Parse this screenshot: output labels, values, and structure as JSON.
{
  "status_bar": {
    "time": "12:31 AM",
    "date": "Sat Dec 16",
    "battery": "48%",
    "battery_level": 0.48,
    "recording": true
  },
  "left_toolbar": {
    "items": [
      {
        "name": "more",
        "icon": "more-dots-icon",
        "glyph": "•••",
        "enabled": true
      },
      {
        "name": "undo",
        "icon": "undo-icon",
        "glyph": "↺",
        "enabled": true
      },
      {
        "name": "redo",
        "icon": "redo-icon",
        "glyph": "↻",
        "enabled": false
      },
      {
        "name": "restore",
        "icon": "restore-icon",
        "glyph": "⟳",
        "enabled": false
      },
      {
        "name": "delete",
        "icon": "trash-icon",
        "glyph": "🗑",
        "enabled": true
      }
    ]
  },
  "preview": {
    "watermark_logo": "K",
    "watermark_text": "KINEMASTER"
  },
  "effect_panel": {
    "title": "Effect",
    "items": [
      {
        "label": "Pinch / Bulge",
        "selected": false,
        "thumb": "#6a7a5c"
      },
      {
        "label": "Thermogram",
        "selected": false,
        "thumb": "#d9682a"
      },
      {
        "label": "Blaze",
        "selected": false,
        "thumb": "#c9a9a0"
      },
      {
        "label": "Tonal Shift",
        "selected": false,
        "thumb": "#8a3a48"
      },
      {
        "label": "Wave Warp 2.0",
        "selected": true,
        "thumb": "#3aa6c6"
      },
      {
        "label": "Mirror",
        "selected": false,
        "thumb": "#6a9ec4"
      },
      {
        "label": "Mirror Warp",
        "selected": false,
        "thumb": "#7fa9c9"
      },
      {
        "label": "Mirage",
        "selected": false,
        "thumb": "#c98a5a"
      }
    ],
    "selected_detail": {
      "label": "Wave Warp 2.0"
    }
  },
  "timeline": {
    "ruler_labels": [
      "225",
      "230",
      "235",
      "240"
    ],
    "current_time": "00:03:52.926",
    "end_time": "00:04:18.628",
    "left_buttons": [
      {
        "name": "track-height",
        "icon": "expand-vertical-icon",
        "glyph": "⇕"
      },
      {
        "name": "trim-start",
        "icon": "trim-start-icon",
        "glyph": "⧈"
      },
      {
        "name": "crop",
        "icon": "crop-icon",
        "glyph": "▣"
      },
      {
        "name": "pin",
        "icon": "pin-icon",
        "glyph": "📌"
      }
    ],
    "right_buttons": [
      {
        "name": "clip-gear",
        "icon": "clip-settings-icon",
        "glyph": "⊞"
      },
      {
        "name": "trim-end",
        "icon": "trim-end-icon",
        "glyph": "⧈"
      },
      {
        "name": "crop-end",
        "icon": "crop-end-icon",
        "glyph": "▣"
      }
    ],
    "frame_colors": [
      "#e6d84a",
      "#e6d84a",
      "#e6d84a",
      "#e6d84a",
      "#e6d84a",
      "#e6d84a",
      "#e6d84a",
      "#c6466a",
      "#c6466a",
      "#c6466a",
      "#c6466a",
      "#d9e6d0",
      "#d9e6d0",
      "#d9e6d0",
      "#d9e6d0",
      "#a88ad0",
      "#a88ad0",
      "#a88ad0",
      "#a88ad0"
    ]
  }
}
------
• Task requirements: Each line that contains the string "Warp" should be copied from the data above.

• Finished exercise:
        "label": "Wave Warp 2.0",
        "label": "Mirror Warp",
      "label": "Wave Warp 2.0"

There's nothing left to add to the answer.